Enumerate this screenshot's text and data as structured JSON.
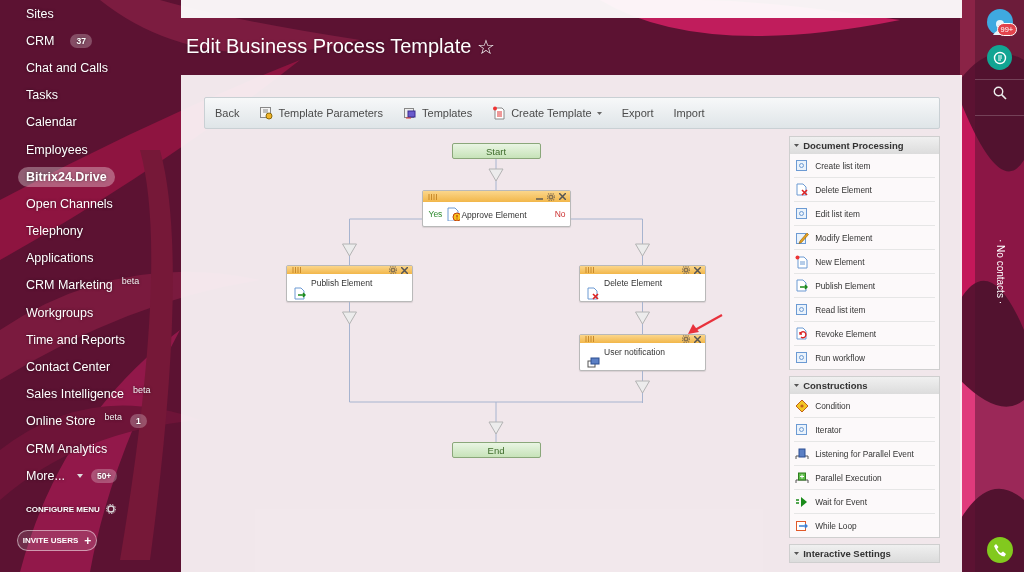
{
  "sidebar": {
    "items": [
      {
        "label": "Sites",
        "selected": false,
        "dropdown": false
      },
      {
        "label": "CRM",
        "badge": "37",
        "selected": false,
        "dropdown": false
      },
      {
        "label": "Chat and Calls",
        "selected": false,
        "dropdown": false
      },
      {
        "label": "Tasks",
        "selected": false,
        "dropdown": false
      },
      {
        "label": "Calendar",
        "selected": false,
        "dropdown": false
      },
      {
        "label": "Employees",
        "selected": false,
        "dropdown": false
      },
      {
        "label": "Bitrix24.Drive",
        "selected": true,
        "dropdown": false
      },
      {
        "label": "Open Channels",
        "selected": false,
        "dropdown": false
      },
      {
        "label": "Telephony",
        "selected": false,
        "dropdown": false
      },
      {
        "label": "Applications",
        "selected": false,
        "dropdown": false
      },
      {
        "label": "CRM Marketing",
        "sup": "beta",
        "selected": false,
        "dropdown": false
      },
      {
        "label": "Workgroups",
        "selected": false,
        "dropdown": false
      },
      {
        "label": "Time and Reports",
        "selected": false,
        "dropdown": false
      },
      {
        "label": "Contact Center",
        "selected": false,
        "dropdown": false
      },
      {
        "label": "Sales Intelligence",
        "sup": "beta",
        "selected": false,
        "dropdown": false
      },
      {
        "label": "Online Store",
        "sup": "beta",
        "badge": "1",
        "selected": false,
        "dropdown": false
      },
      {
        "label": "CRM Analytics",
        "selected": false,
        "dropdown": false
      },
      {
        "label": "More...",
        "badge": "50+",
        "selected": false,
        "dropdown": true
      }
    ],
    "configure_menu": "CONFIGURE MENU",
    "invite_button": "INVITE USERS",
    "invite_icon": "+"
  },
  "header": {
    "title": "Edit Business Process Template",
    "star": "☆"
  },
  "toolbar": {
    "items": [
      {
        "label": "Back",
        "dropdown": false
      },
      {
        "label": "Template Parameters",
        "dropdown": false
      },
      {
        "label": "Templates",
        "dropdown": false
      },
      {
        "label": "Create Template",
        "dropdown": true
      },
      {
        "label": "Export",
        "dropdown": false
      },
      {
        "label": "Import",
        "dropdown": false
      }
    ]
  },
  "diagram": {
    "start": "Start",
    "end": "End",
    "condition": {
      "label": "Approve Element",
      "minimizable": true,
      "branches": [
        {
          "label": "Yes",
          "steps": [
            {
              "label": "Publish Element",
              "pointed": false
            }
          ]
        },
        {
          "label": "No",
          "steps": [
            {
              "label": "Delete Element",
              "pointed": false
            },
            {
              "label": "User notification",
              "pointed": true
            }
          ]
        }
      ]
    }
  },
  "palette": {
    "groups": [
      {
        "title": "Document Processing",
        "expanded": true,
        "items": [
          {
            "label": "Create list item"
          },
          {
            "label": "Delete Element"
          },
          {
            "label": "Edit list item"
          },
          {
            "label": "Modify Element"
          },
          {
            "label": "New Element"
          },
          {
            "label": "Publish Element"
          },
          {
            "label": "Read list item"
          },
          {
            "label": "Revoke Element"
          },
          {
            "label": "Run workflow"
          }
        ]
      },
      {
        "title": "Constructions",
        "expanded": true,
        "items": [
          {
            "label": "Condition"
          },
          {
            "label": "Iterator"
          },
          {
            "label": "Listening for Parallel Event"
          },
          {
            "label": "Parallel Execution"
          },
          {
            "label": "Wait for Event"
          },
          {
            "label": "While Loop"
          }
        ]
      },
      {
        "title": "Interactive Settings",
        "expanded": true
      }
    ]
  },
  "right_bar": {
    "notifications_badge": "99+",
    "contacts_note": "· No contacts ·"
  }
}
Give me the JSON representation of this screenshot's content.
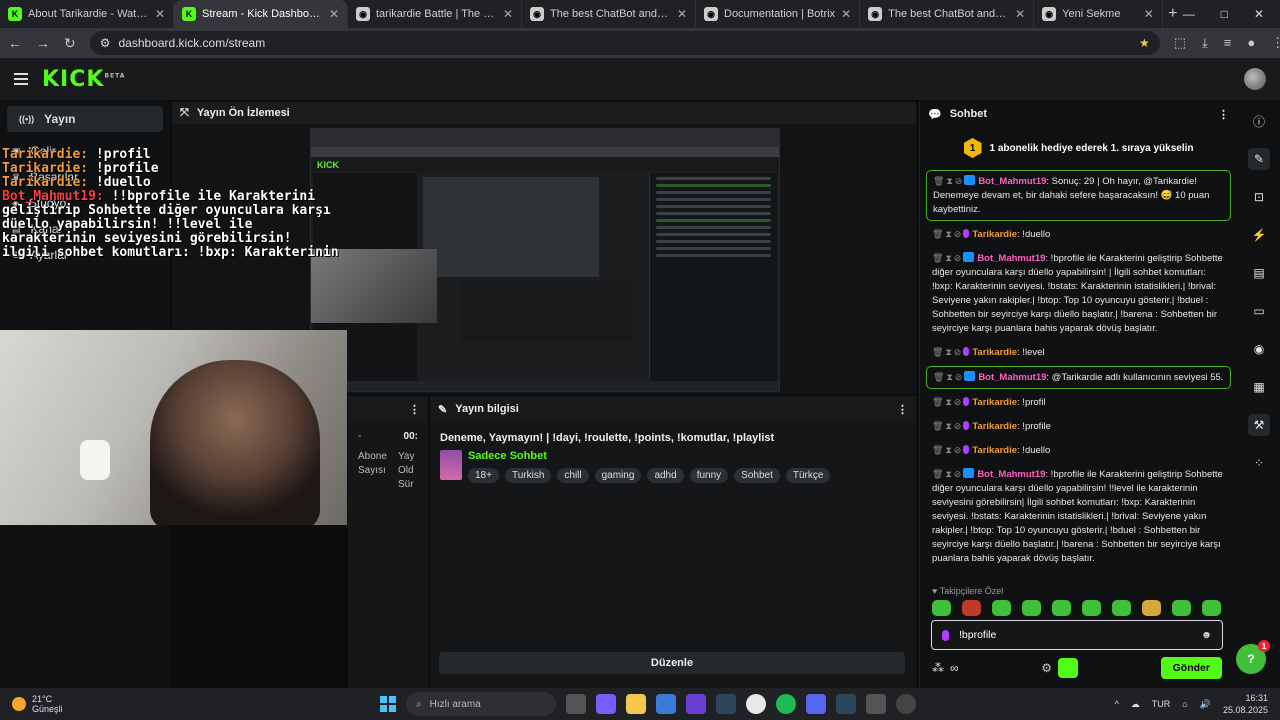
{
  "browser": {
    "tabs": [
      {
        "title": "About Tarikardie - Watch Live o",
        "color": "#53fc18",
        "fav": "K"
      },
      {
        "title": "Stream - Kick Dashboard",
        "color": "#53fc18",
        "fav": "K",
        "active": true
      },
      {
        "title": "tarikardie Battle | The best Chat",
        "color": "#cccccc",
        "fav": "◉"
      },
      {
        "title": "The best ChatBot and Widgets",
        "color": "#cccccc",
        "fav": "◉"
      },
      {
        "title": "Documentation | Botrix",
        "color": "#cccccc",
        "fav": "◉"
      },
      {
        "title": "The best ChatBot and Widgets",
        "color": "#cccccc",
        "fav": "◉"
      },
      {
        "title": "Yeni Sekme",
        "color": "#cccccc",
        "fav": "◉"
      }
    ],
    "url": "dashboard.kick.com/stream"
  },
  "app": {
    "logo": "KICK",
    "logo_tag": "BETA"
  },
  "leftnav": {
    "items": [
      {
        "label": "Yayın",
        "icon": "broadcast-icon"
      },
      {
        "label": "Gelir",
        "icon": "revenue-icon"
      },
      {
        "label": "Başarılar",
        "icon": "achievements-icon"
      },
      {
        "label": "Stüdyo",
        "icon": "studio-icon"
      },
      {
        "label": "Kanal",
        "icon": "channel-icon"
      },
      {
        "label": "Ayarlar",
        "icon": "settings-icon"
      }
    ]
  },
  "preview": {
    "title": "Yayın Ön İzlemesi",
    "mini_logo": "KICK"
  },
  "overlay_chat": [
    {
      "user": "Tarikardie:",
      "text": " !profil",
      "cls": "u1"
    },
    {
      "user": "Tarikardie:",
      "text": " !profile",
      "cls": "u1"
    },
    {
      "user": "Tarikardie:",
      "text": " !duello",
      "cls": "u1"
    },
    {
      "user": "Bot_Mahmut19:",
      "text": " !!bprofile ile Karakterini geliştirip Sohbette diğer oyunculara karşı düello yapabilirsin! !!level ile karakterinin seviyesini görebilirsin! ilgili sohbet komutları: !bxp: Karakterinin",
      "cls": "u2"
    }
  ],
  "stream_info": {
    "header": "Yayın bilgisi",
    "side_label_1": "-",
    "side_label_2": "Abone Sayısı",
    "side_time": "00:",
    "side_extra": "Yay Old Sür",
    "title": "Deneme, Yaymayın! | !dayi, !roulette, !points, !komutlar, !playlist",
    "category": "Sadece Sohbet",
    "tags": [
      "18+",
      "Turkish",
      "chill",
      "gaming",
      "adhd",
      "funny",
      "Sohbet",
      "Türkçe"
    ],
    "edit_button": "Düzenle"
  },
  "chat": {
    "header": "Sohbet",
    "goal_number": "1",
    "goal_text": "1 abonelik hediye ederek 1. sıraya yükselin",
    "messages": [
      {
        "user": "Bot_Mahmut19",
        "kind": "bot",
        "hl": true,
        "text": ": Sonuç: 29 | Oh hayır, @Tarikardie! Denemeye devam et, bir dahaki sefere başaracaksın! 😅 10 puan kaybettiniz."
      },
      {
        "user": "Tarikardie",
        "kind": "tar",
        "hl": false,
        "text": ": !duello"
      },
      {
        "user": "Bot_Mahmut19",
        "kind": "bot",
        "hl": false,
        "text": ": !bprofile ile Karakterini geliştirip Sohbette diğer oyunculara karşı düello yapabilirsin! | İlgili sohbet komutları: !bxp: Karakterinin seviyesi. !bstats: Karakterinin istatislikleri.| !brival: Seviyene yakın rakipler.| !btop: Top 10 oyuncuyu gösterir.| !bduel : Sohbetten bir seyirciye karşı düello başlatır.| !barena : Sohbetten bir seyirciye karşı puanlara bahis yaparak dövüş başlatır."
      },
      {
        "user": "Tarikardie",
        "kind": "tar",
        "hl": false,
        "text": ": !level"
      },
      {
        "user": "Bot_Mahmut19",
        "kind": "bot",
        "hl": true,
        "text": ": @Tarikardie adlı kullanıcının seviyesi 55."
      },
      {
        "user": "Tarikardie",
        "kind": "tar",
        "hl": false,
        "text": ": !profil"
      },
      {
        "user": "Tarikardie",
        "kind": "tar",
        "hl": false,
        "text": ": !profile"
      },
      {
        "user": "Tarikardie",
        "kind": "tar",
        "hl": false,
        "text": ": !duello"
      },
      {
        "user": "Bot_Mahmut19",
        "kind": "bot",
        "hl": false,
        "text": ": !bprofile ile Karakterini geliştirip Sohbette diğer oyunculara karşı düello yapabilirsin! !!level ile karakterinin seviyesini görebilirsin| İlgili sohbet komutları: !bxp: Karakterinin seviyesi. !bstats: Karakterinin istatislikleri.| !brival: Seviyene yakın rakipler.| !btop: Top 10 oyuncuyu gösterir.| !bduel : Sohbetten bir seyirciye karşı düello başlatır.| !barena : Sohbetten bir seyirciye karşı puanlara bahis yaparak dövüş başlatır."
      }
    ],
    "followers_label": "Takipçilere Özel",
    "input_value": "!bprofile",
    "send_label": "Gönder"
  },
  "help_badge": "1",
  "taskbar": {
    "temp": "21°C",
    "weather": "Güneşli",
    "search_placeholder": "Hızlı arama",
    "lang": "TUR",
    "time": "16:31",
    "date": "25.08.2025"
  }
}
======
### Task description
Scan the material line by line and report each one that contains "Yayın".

### Output
        "label": "Yayın",
    "title": "Yayın Ön İzlemesi",
    "header": "Yayın bilgisi",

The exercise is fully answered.